# Record excerpts:
◇ ◇ ◇ ◇

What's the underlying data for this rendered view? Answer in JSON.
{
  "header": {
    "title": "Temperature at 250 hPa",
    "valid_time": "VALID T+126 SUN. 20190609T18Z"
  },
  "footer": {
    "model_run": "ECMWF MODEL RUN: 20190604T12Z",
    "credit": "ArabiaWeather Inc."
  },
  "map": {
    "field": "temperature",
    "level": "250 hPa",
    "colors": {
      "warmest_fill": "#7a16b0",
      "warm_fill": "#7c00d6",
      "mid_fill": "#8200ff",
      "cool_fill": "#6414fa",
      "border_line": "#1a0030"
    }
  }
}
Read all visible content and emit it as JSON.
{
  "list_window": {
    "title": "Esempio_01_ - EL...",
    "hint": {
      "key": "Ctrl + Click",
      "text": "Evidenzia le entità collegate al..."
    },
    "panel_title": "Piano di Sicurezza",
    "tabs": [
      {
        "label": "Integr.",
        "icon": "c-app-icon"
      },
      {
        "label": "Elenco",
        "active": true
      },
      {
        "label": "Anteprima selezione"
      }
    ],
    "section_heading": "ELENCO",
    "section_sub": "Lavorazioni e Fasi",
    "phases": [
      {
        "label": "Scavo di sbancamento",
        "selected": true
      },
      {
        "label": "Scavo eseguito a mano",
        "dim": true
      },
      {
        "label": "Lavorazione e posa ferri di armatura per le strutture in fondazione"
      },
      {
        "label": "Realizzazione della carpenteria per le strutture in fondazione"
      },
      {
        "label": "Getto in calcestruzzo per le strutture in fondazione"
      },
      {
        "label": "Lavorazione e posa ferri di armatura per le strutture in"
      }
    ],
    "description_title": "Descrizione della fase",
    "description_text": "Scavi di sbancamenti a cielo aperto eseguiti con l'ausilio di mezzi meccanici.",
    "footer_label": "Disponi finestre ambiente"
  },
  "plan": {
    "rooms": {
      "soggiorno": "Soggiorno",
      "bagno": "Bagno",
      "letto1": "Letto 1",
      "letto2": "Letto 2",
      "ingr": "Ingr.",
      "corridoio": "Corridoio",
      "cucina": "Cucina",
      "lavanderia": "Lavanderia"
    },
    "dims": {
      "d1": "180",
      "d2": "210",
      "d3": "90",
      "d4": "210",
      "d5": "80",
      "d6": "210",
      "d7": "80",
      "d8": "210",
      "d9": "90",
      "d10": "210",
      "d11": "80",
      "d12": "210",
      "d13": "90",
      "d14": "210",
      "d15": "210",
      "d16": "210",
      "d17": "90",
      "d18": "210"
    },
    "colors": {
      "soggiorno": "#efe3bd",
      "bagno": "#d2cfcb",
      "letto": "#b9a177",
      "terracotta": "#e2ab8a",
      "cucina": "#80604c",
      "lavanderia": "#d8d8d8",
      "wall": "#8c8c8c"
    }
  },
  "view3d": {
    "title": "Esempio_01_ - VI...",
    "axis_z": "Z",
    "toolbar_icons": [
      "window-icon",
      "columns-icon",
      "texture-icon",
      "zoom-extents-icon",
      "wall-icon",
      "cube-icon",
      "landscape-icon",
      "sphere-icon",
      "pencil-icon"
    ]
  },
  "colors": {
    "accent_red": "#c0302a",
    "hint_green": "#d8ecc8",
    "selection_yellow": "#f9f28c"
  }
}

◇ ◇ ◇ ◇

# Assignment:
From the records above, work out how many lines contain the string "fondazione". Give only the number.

# Your solution:
3